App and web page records
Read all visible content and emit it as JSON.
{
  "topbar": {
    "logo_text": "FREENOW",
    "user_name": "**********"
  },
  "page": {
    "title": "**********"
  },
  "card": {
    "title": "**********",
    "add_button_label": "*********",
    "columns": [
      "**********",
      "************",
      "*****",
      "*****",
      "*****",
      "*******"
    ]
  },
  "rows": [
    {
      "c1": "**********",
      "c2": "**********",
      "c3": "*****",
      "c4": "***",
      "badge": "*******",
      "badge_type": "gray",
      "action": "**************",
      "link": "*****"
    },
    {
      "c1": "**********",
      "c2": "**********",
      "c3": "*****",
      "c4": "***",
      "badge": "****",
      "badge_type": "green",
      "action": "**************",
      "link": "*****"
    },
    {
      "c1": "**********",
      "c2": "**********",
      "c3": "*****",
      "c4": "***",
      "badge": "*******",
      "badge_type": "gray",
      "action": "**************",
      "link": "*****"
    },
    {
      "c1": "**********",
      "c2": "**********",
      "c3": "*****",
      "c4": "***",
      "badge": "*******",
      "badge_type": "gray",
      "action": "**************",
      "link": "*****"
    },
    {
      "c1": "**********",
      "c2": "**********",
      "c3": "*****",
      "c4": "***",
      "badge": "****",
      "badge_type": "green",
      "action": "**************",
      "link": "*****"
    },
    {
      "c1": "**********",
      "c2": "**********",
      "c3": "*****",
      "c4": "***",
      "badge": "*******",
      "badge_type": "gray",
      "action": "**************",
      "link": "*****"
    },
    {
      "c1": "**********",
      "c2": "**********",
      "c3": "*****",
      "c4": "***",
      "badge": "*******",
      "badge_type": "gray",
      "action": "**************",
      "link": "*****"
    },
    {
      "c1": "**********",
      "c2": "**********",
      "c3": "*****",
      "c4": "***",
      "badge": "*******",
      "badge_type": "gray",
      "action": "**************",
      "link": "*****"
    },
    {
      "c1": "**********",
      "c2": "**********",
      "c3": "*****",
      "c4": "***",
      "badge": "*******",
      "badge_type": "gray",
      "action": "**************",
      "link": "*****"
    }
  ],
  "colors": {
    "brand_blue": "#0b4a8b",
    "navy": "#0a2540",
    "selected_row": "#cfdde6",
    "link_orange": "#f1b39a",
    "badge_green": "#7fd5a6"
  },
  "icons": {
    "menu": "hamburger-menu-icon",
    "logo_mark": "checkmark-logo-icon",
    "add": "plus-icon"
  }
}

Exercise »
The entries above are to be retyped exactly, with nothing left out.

Exercise answer »
Read all visible content and emit it as JSON.
{
  "topbar": {
    "logo_text": "FREENOW",
    "user_name": "**********"
  },
  "page": {
    "title": "**********"
  },
  "card": {
    "title": "**********",
    "add_button_label": "*********",
    "columns": [
      "**********",
      "************",
      "*****",
      "*****",
      "*****",
      "*******"
    ]
  },
  "rows": [
    {
      "c1": "**********",
      "c2": "**********",
      "c3": "*****",
      "c4": "***",
      "badge": "*******",
      "badge_type": "gray",
      "action": "**************",
      "link": "*****"
    },
    {
      "c1": "**********",
      "c2": "**********",
      "c3": "*****",
      "c4": "***",
      "badge": "****",
      "badge_type": "green",
      "action": "**************",
      "link": "*****"
    },
    {
      "c1": "**********",
      "c2": "**********",
      "c3": "*****",
      "c4": "***",
      "badge": "*******",
      "badge_type": "gray",
      "action": "**************",
      "link": "*****"
    },
    {
      "c1": "**********",
      "c2": "**********",
      "c3": "*****",
      "c4": "***",
      "badge": "*******",
      "badge_type": "gray",
      "action": "**************",
      "link": "*****"
    },
    {
      "c1": "**********",
      "c2": "**********",
      "c3": "*****",
      "c4": "***",
      "badge": "****",
      "badge_type": "green",
      "action": "**************",
      "link": "*****"
    },
    {
      "c1": "**********",
      "c2": "**********",
      "c3": "*****",
      "c4": "***",
      "badge": "*******",
      "badge_type": "gray",
      "action": "**************",
      "link": "*****"
    },
    {
      "c1": "**********",
      "c2": "**********",
      "c3": "*****",
      "c4": "***",
      "badge": "*******",
      "badge_type": "gray",
      "action": "**************",
      "link": "*****"
    },
    {
      "c1": "**********",
      "c2": "**********",
      "c3": "*****",
      "c4": "***",
      "badge": "*******",
      "badge_type": "gray",
      "action": "**************",
      "link": "*****"
    },
    {
      "c1": "**********",
      "c2": "**********",
      "c3": "*****",
      "c4": "***",
      "badge": "*******",
      "badge_type": "gray",
      "action": "**************",
      "link": "*****"
    }
  ],
  "colors": {
    "brand_blue": "#0b4a8b",
    "navy": "#0a2540",
    "selected_row": "#cfdde6",
    "link_orange": "#f1b39a",
    "badge_green": "#7fd5a6"
  },
  "icons": {
    "menu": "hamburger-menu-icon",
    "logo_mark": "checkmark-logo-icon",
    "add": "plus-icon"
  }
}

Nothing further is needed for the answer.